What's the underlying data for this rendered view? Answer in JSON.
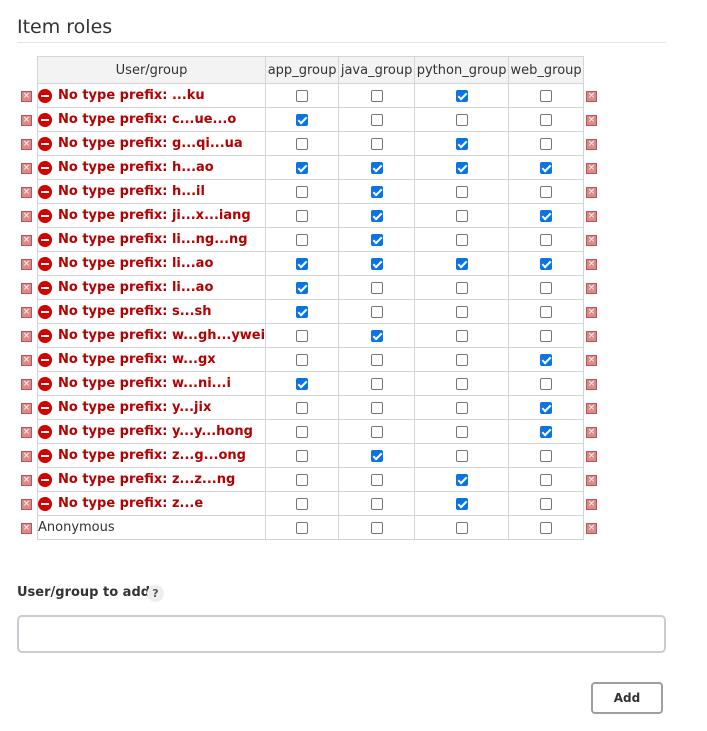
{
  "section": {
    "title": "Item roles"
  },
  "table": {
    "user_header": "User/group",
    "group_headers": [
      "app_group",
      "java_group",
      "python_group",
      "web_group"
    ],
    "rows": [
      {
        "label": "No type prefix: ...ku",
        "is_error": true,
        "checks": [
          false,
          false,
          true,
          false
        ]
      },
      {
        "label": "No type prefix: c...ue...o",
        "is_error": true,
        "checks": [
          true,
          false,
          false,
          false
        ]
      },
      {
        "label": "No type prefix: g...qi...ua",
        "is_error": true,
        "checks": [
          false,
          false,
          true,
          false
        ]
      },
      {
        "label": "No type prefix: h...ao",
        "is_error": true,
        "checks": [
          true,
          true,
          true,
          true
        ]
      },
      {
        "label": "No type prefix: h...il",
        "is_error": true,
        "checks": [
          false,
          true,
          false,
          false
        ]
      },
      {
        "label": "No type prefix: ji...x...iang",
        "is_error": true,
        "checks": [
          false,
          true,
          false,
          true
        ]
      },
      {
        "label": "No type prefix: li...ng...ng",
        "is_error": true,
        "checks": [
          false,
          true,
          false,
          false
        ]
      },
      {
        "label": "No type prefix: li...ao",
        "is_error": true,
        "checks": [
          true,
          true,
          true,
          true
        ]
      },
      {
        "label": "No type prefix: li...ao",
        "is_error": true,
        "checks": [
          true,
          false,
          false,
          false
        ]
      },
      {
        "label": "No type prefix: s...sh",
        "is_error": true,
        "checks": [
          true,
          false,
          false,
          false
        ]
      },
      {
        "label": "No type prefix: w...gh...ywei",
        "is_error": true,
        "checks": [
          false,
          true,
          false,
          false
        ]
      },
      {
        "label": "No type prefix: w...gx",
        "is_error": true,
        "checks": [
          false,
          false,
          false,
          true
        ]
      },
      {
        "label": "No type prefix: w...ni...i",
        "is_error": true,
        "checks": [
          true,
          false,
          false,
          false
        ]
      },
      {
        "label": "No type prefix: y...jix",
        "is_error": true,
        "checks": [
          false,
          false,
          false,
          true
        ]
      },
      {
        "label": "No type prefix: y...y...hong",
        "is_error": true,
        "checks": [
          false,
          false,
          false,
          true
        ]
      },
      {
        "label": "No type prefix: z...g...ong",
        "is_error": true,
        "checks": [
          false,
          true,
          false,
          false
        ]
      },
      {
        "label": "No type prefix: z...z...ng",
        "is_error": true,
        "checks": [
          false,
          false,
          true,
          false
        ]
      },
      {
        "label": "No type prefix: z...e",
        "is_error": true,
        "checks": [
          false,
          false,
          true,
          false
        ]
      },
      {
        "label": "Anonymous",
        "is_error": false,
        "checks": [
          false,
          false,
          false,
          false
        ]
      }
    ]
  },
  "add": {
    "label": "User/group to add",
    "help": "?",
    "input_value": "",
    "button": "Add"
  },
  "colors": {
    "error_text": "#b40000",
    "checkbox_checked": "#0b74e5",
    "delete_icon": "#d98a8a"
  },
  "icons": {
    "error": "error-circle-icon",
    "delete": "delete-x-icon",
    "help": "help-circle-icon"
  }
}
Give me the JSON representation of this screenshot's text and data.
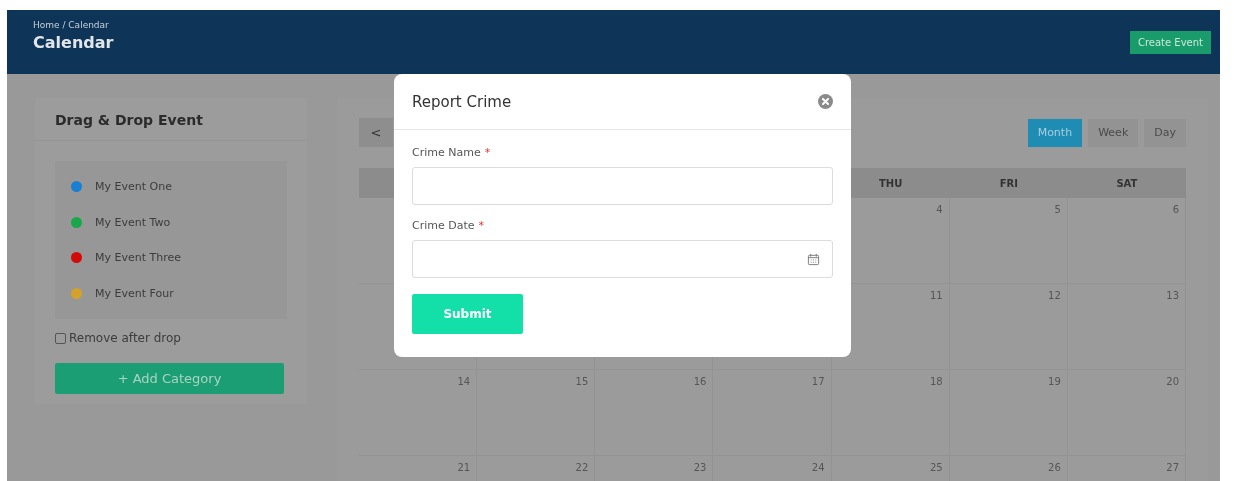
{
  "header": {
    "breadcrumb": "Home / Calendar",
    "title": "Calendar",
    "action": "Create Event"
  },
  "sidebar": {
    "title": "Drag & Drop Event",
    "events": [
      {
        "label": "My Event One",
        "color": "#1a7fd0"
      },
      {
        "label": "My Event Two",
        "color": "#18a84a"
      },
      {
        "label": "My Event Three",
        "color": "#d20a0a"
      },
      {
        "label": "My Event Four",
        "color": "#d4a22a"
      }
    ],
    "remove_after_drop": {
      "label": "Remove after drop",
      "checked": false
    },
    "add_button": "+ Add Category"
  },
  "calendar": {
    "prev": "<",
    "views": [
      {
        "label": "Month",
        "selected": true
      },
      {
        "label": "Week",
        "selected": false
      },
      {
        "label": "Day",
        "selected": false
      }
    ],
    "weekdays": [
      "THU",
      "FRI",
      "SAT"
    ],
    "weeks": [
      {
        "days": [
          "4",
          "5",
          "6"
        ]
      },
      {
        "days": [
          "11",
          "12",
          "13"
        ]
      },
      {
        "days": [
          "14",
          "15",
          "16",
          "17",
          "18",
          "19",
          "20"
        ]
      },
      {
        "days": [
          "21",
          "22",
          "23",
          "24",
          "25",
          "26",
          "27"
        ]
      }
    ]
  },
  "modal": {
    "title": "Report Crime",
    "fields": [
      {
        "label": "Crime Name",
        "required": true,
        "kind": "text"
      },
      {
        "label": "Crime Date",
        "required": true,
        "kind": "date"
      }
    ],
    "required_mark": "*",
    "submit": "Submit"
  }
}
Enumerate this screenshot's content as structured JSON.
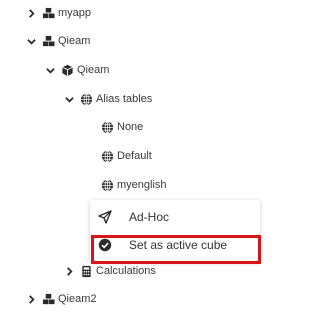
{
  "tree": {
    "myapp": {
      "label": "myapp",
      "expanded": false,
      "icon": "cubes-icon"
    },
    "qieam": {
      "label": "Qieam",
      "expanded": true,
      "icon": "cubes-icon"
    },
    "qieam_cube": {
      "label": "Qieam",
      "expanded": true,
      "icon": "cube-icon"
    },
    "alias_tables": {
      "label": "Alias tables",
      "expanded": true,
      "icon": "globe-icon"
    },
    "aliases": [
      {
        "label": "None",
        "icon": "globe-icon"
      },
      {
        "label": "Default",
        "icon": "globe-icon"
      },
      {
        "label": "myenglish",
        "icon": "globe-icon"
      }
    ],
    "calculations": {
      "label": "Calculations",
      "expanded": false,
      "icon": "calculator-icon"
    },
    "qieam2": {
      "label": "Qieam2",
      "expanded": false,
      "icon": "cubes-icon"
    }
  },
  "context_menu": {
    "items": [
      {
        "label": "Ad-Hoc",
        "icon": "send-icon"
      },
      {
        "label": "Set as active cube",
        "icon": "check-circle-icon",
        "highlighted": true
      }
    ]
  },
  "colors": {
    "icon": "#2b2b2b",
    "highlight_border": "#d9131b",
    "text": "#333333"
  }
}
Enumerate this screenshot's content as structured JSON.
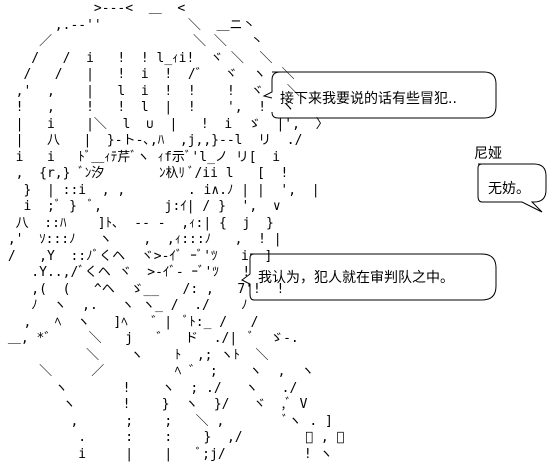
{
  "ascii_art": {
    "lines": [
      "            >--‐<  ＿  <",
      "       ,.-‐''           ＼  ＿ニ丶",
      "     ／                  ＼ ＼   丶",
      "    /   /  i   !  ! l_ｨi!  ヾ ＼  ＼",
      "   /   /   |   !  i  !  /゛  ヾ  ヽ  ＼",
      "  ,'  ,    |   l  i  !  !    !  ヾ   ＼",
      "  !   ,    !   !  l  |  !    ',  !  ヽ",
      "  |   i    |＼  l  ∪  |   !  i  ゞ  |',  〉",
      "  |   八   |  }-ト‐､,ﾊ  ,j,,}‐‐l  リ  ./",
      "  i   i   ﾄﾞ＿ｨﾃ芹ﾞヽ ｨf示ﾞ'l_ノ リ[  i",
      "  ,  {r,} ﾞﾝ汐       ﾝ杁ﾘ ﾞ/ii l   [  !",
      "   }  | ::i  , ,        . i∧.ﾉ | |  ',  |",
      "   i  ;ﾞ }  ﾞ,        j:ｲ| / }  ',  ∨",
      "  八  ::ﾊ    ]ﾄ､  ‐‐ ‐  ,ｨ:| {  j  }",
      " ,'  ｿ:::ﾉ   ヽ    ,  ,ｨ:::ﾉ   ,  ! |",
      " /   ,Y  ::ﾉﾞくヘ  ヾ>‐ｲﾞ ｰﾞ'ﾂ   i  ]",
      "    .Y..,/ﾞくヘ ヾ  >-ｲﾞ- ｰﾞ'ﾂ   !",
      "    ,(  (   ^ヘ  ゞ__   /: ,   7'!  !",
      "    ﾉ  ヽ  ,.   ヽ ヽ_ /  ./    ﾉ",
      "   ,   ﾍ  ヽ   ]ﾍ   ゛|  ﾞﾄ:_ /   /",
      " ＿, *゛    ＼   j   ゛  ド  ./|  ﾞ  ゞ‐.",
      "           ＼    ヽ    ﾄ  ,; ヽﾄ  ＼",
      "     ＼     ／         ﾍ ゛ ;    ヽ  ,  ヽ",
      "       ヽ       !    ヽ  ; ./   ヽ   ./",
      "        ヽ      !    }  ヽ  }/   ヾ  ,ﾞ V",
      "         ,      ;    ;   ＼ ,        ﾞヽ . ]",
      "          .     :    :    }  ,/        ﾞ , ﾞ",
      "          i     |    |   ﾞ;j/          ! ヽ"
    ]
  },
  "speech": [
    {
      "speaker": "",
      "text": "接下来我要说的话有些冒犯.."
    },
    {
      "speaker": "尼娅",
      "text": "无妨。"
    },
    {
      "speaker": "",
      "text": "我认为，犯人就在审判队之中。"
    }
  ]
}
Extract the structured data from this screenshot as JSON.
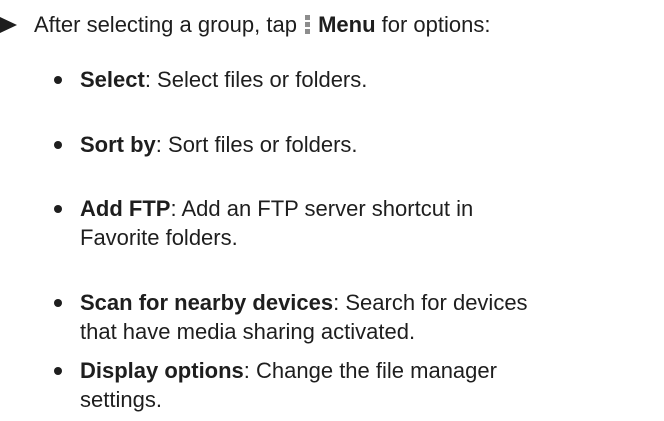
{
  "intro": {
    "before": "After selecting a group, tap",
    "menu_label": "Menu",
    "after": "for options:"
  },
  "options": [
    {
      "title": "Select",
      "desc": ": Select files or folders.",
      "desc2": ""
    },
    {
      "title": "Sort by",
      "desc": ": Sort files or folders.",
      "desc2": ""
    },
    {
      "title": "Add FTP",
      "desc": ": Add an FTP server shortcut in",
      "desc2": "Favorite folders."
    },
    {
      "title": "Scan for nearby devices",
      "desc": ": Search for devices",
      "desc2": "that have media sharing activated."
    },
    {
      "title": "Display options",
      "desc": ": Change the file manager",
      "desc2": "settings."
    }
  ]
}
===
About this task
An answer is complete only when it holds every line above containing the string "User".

Solution to this task
    "user_header": "User/group",
    "label": "User/group to add",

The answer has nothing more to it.